▸ WORK ORDER: Print out every line of the material exactly. Include no pictures.

▸ RECORDS SUPPLIED:

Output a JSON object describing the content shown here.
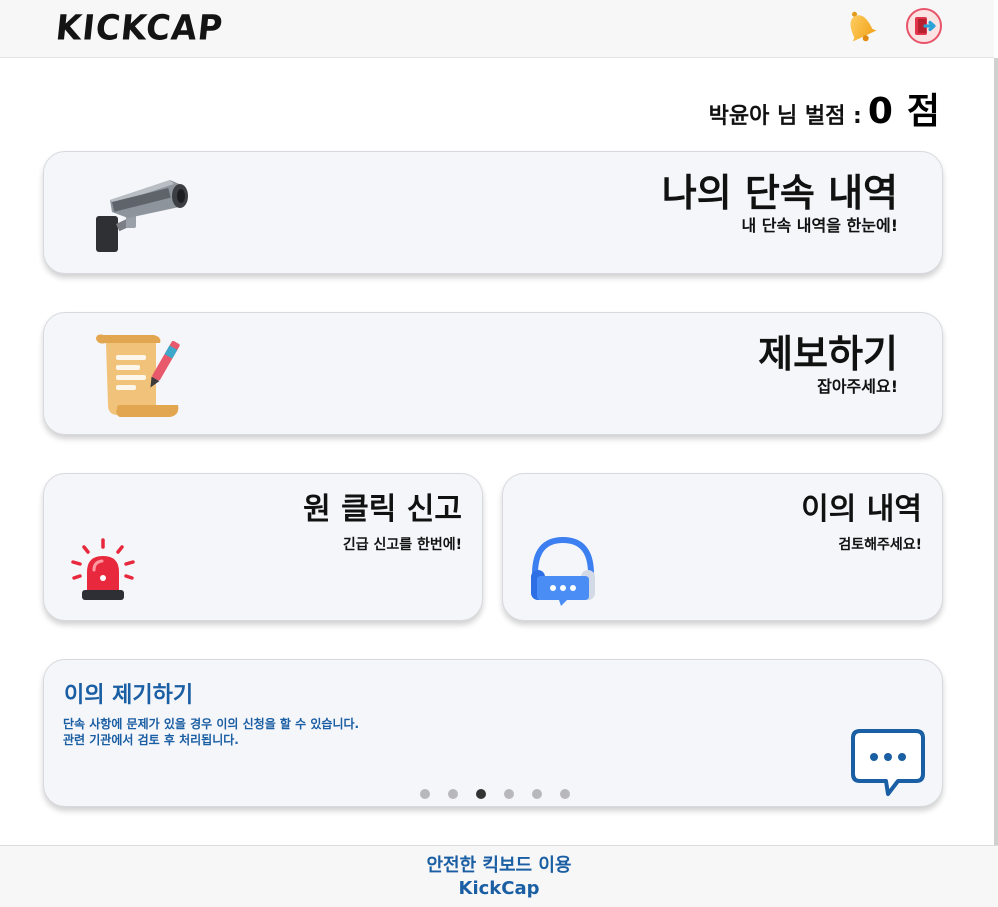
{
  "header": {
    "logo": "KICKCAP",
    "bell_icon": "bell-icon",
    "logout_icon": "logout-icon"
  },
  "penalty": {
    "label": "박윤아 님 벌점 :",
    "value": "0",
    "unit": "점"
  },
  "cards": [
    {
      "title": "나의 단속 내역",
      "subtitle": "내 단속 내역을 한눈에!",
      "icon": "cctv-camera-icon"
    },
    {
      "title": "제보하기",
      "subtitle": "잡아주세요!",
      "icon": "scroll-pen-icon"
    },
    {
      "title": "원 클릭 신고",
      "subtitle": "긴급 신고를 한번에!",
      "icon": "siren-icon"
    },
    {
      "title": "이의 내역",
      "subtitle": "검토해주세요!",
      "icon": "headset-chat-icon"
    }
  ],
  "banner": {
    "title": "이의 제기하기",
    "line1": "단속 사항에 문제가 있을 경우 이의 신청을 할 수 있습니다.",
    "line2": "관련 기관에서 검토 후 처리됩니다.",
    "icon": "chat-bubble-icon",
    "slide_count": 6,
    "active_slide": 3
  },
  "footer": {
    "line1": "안전한 킥보드 이용",
    "line2": "KickCap"
  },
  "colors": {
    "accent_blue": "#1a5ea3",
    "card_bg": "#f5f6fa",
    "siren_red": "#e8283c"
  }
}
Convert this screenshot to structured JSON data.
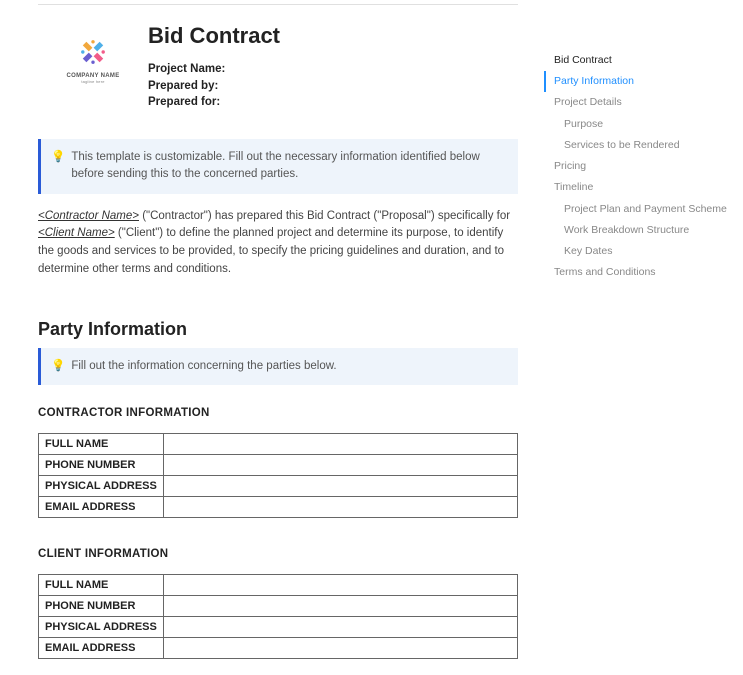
{
  "logo": {
    "company": "COMPANY NAME",
    "tagline": "tagline here"
  },
  "doc_title": "Bid Contract",
  "meta": {
    "project_name_label": "Project Name:",
    "prepared_by_label": "Prepared by:",
    "prepared_for_label": "Prepared for:"
  },
  "callout1": "This template is customizable. Fill out the necessary information identified below before sending this to the concerned parties.",
  "intro": {
    "ph_contractor": "<Contractor Name>",
    "seg1": " (\"Contractor\") has prepared this Bid Contract (\"Proposal\") specifically for ",
    "ph_client": "<Client Name>",
    "seg2": " (\"Client\") to define the planned project and determine its purpose, to identify the goods and services to be provided, to specify the pricing guidelines and duration, and to determine other terms and conditions."
  },
  "section_party_info": "Party Information",
  "callout2": "Fill out the information concerning the parties below.",
  "contractor_heading": "CONTRACTOR INFORMATION",
  "client_heading": "CLIENT INFORMATION",
  "rows": {
    "full_name": "FULL NAME",
    "phone_number": "PHONE NUMBER",
    "physical_address": "PHYSICAL ADDRESS",
    "email_address": "EMAIL ADDRESS"
  },
  "contractor_values": {
    "full_name": "",
    "phone_number": "",
    "physical_address": "",
    "email_address": ""
  },
  "client_values": {
    "full_name": "",
    "phone_number": "",
    "physical_address": "",
    "email_address": ""
  },
  "nav": {
    "n0": "Bid Contract",
    "n1": "Party Information",
    "n2": "Project Details",
    "n2a": "Purpose",
    "n2b": "Services to be Rendered",
    "n3": "Pricing",
    "n4": "Timeline",
    "n4a": "Project Plan and Payment Scheme",
    "n4b": "Work Breakdown Structure",
    "n4c": "Key Dates",
    "n5": "Terms and Conditions"
  }
}
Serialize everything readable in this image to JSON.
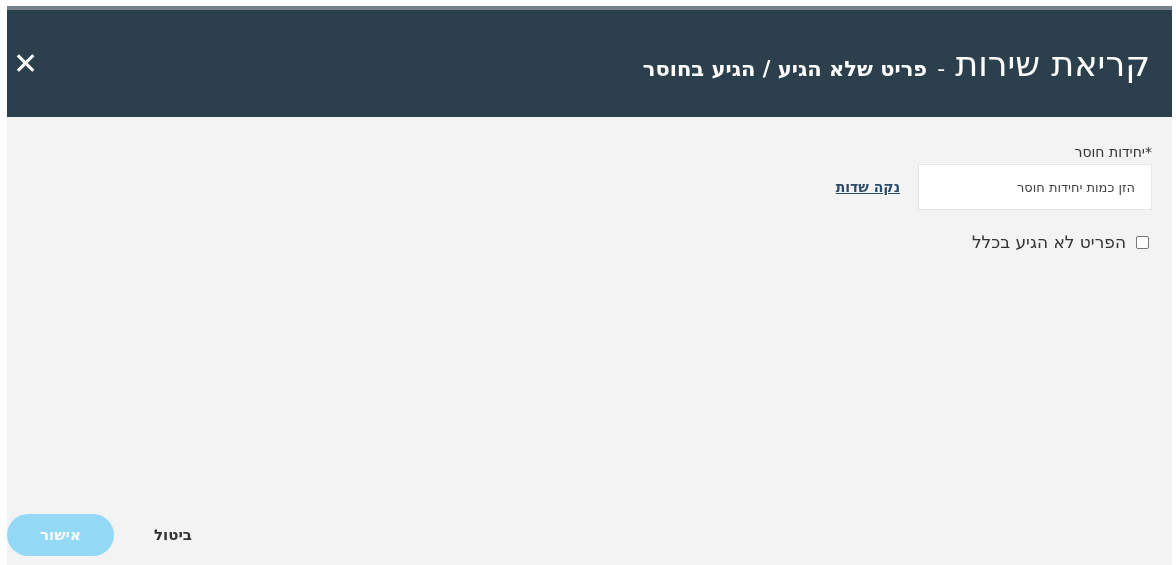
{
  "header": {
    "title": "קריאת שירות",
    "separator": "-",
    "subtitle": "פריט שלא הגיע / הגיע בחוסר",
    "close": "✕"
  },
  "form": {
    "field": {
      "label": "*יחידות חוסר",
      "placeholder": "הזן כמות יחידות חוסר"
    },
    "clear_link": "נקה שדות",
    "checkbox": {
      "label": "הפריט לא הגיע בכלל",
      "checked": false
    }
  },
  "footer": {
    "buttons": [
      {
        "kind": "text",
        "label": "ביטול",
        "disabled": false
      },
      {
        "kind": "primary",
        "label": "אישור",
        "disabled": true
      }
    ]
  }
}
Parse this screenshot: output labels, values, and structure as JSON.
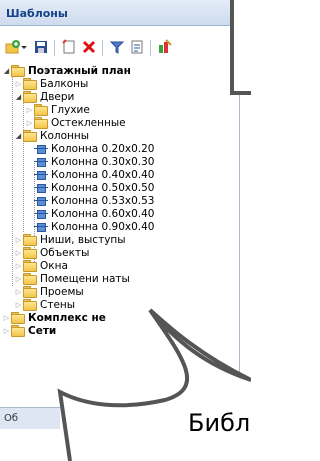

▸ ANSWER BOX:
Output a JSON object describing the content shown here.
{
  "header": {
    "logo": "KICKCAP",
    "bell_icon": "bell-icon",
    "logout_icon": "logout-icon"
  },
  "penalty": {
    "label": "박윤아 님 벌점 :",
    "value": "0",
    "unit": "점"
  },
  "cards": [
    {
      "title": "나의 단속 내역",
      "subtitle": "내 단속 내역을 한눈에!",
      "icon": "cctv-camera-icon"
    },
    {
      "title": "제보하기",
      "subtitle": "잡아주세요!",
      "icon": "scroll-pen-icon"
    },
    {
      "title": "원 클릭 신고",
      "subtitle": "긴급 신고를 한번에!",
      "icon": "siren-icon"
    },
    {
      "title": "이의 내역",
      "subtitle": "검토해주세요!",
      "icon": "headset-chat-icon"
    }
  ],
  "banner": {
    "title": "이의 제기하기",
    "line1": "단속 사항에 문제가 있을 경우 이의 신청을 할 수 있습니다.",
    "line2": "관련 기관에서 검토 후 처리됩니다.",
    "icon": "chat-bubble-icon",
    "slide_count": 6,
    "active_slide": 3
  },
  "footer": {
    "line1": "안전한 킥보드 이용",
    "line2": "KickCap"
  },
  "colors": {
    "accent_blue": "#1a5ea3",
    "card_bg": "#f5f6fa",
    "siren_red": "#e8283c"
  }
}
Convert this screenshot to structured JSON data.
{
  "logo": {
    "company": "COMPANY NAME",
    "tagline": "tagline here"
  },
  "doc_title": "Bid Contract",
  "meta": {
    "project_name_label": "Project Name:",
    "prepared_by_label": "Prepared by:",
    "prepared_for_label": "Prepared for:"
  },
  "callout1": "This template is customizable. Fill out the necessary information identified below before sending this to the concerned parties.",
  "intro": {
    "ph_contractor": "<Contractor Name>",
    "seg1": " (\"Contractor\") has prepared this Bid Contract (\"Proposal\") specifically for ",
    "ph_client": "<Client Name>",
    "seg2": " (\"Client\") to define the planned project and determine its purpose, to identify the goods and services to be provided, to specify the pricing guidelines and duration, and to determine other terms and conditions."
  },
  "section_party_info": "Party Information",
  "callout2": "Fill out the information concerning the parties below.",
  "contractor_heading": "CONTRACTOR INFORMATION",
  "client_heading": "CLIENT INFORMATION",
  "rows": {
    "full_name": "FULL NAME",
    "phone_number": "PHONE NUMBER",
    "physical_address": "PHYSICAL ADDRESS",
    "email_address": "EMAIL ADDRESS"
  },
  "contractor_values": {
    "full_name": "",
    "phone_number": "",
    "physical_address": "",
    "email_address": ""
  },
  "client_values": {
    "full_name": "",
    "phone_number": "",
    "physical_address": "",
    "email_address": ""
  },
  "nav": {
    "n0": "Bid Contract",
    "n1": "Party Information",
    "n2": "Project Details",
    "n2a": "Purpose",
    "n2b": "Services to be Rendered",
    "n3": "Pricing",
    "n4": "Timeline",
    "n4a": "Project Plan and Payment Scheme",
    "n4b": "Work Breakdown Structure",
    "n4c": "Key Dates",
    "n5": "Terms and Conditions"
  }
}
Serialize everything readable in this image to JSON.
{
  "header": {
    "title": "קריאת שירות",
    "separator": "-",
    "subtitle": "פריט שלא הגיע / הגיע בחוסר",
    "close": "✕"
  },
  "form": {
    "field": {
      "label": "*יחידות חוסר",
      "placeholder": "הזן כמות יחידות חוסר"
    },
    "clear_link": "נקה שדות",
    "checkbox": {
      "label": "הפריט לא הגיע בכלל",
      "checked": false
    }
  },
  "footer": {
    "buttons": [
      {
        "kind": "text",
        "label": "ביטול",
        "disabled": false
      },
      {
        "kind": "primary",
        "label": "אישור",
        "disabled": true
      }
    ]
  }
}
Parse this screenshot: output labels, values, and structure as JSON.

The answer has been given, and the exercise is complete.